#### EXERCISE INPUTS ####
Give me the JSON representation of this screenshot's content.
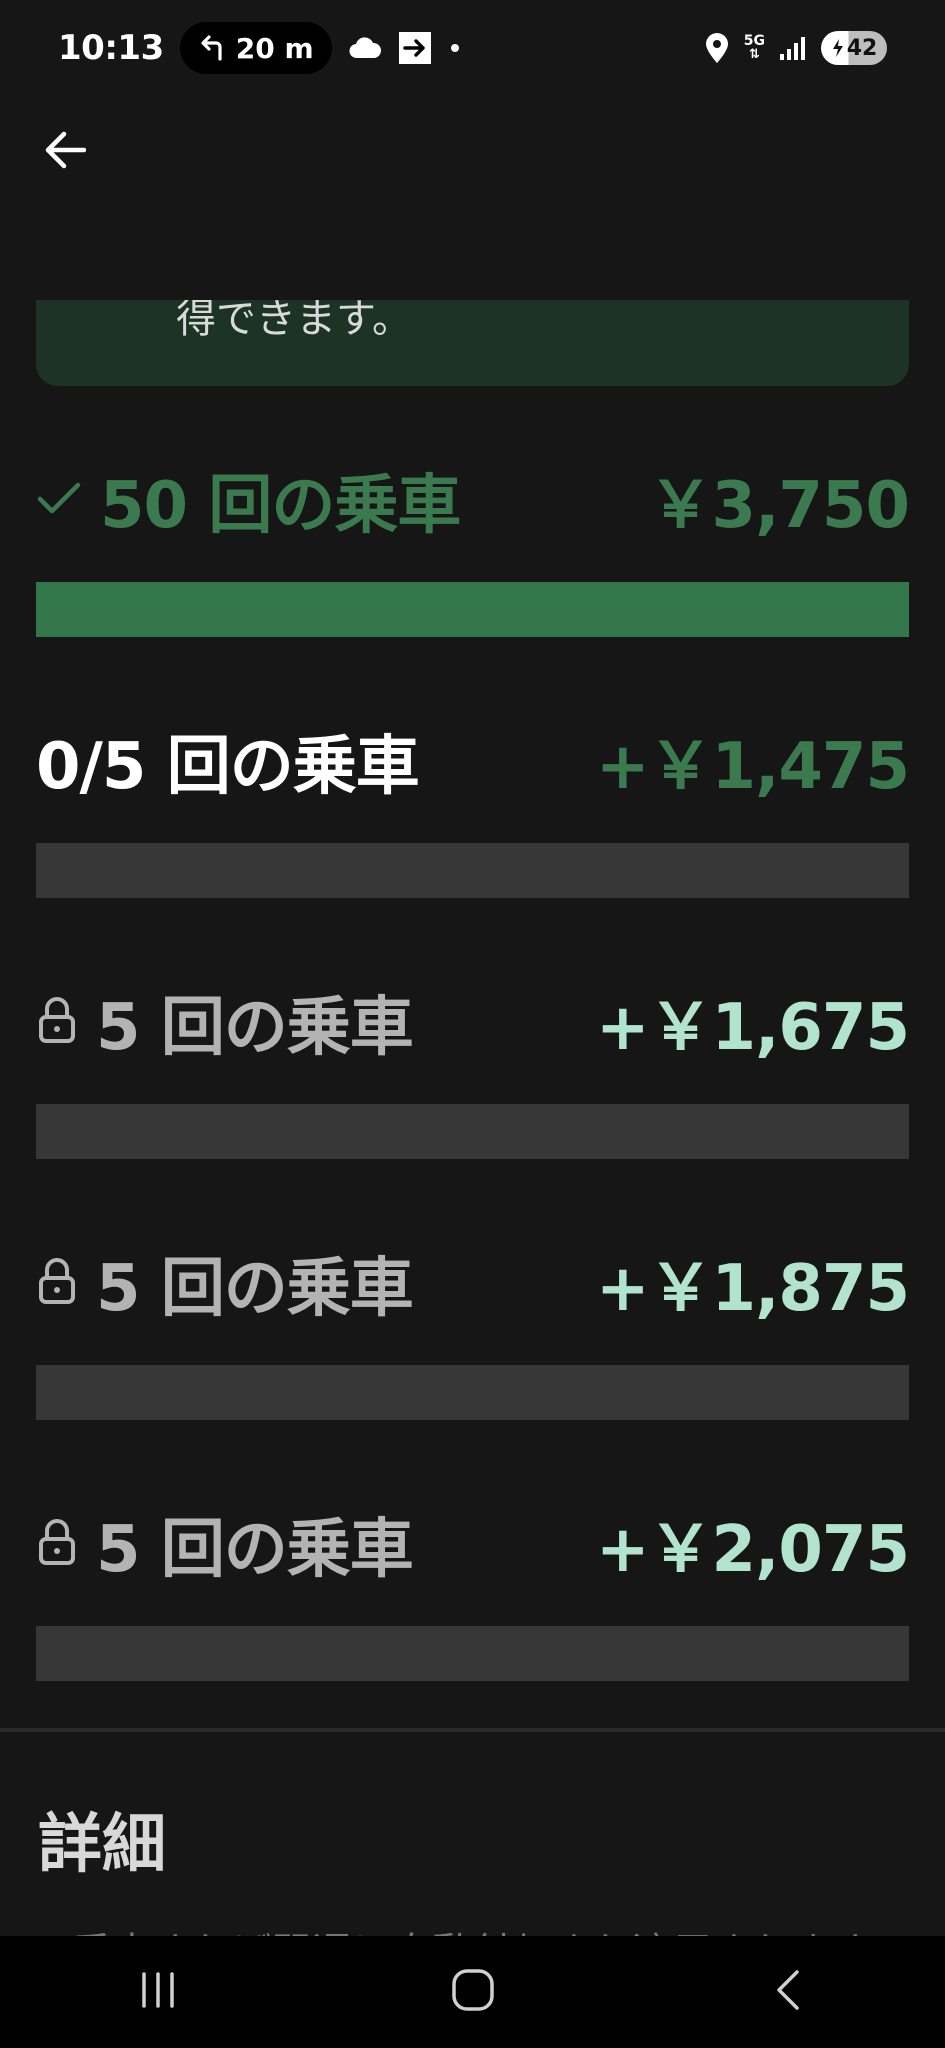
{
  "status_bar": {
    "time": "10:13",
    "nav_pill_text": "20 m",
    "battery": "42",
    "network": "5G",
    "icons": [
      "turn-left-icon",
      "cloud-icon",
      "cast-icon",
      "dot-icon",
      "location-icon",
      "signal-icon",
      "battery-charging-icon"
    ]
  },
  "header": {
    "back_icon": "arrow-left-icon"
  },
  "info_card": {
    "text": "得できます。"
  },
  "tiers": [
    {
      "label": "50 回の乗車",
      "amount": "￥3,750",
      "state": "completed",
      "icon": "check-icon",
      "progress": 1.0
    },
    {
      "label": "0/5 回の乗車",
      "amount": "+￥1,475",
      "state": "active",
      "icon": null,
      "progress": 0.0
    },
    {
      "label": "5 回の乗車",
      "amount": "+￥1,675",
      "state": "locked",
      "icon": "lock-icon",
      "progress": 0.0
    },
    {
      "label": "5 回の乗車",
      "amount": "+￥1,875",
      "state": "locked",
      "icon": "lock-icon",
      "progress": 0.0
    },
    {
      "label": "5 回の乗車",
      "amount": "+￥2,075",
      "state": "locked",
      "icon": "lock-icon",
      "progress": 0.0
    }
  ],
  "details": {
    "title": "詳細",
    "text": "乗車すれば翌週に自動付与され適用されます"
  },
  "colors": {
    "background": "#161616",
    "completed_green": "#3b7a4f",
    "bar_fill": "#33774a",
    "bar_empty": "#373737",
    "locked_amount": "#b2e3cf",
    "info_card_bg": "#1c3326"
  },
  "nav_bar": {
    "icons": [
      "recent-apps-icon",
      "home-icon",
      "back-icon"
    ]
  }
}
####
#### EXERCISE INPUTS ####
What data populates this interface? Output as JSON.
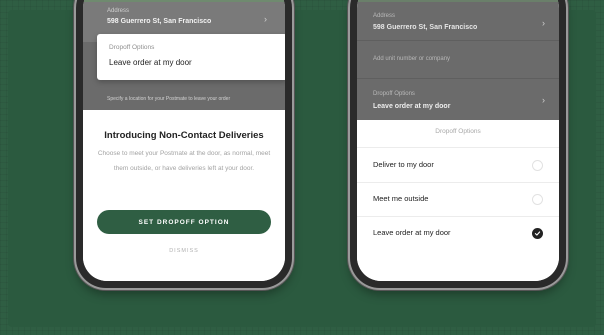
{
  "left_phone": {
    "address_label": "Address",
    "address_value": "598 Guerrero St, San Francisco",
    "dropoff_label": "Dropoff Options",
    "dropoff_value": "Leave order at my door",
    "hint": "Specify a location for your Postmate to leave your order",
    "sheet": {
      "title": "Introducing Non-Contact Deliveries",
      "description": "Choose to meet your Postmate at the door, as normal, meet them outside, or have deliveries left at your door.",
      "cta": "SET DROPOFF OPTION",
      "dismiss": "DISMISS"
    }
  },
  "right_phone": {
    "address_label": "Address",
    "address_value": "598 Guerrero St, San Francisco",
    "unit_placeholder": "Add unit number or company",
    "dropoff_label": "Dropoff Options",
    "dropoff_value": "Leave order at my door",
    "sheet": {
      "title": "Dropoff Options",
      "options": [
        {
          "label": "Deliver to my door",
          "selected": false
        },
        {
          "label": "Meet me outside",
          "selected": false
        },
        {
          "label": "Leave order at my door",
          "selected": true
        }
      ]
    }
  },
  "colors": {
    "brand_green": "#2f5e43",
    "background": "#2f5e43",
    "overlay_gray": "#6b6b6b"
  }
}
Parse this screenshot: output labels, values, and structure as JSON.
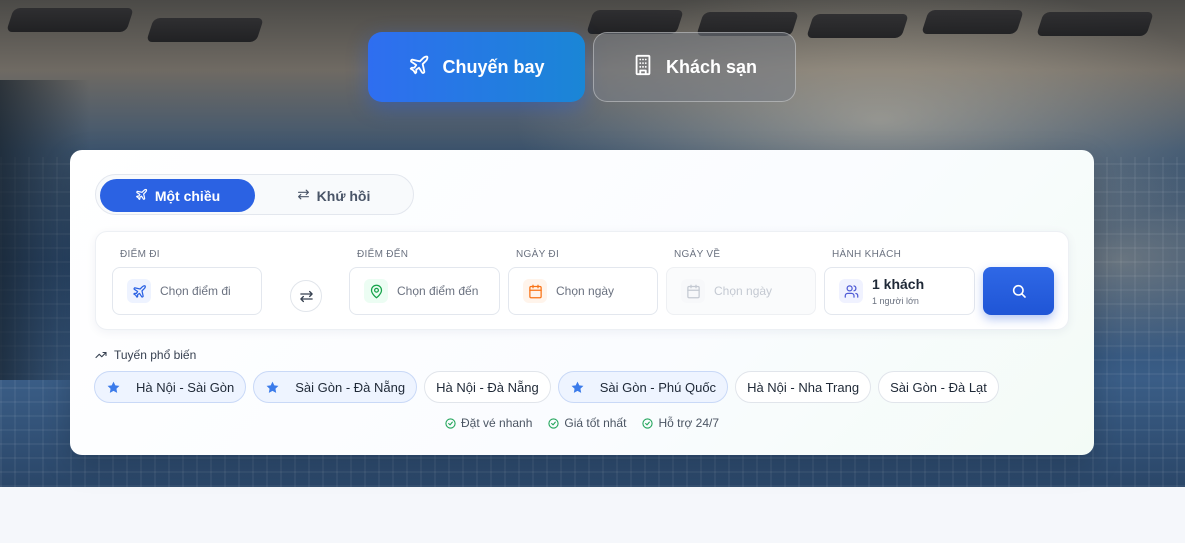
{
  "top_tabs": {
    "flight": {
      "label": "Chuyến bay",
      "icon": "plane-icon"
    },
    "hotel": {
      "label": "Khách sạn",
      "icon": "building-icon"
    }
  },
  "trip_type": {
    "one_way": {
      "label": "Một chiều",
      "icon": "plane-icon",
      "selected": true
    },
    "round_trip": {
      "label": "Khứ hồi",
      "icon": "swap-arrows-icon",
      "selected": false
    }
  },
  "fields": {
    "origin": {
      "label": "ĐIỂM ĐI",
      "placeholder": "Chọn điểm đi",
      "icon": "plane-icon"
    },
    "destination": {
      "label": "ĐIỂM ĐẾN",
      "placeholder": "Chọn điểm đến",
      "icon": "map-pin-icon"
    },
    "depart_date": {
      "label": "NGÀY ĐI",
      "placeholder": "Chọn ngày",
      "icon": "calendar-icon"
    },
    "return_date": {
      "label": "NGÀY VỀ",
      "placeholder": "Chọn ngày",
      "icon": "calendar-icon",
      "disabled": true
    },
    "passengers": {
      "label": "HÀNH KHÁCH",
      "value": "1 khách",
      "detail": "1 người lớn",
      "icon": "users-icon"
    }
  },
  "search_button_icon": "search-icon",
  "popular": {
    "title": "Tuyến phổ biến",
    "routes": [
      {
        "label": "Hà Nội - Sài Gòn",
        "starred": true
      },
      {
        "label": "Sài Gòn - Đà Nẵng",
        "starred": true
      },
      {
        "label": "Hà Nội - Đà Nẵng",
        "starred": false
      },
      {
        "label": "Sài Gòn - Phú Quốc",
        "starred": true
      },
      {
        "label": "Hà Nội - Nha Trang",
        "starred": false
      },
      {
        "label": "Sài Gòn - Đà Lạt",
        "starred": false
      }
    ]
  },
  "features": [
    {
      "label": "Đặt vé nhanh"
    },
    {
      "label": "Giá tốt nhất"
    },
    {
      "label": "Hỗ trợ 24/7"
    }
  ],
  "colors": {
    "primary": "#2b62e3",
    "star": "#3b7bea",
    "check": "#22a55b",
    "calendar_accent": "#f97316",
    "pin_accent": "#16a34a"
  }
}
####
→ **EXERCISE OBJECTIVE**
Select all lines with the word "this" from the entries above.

→ **ANSWER SECTION**
Give me the JSON representation of this screenshot's content.
What data populates this interface? Output as JSON.
Parse this screenshot: output labels, values, and structure as JSON.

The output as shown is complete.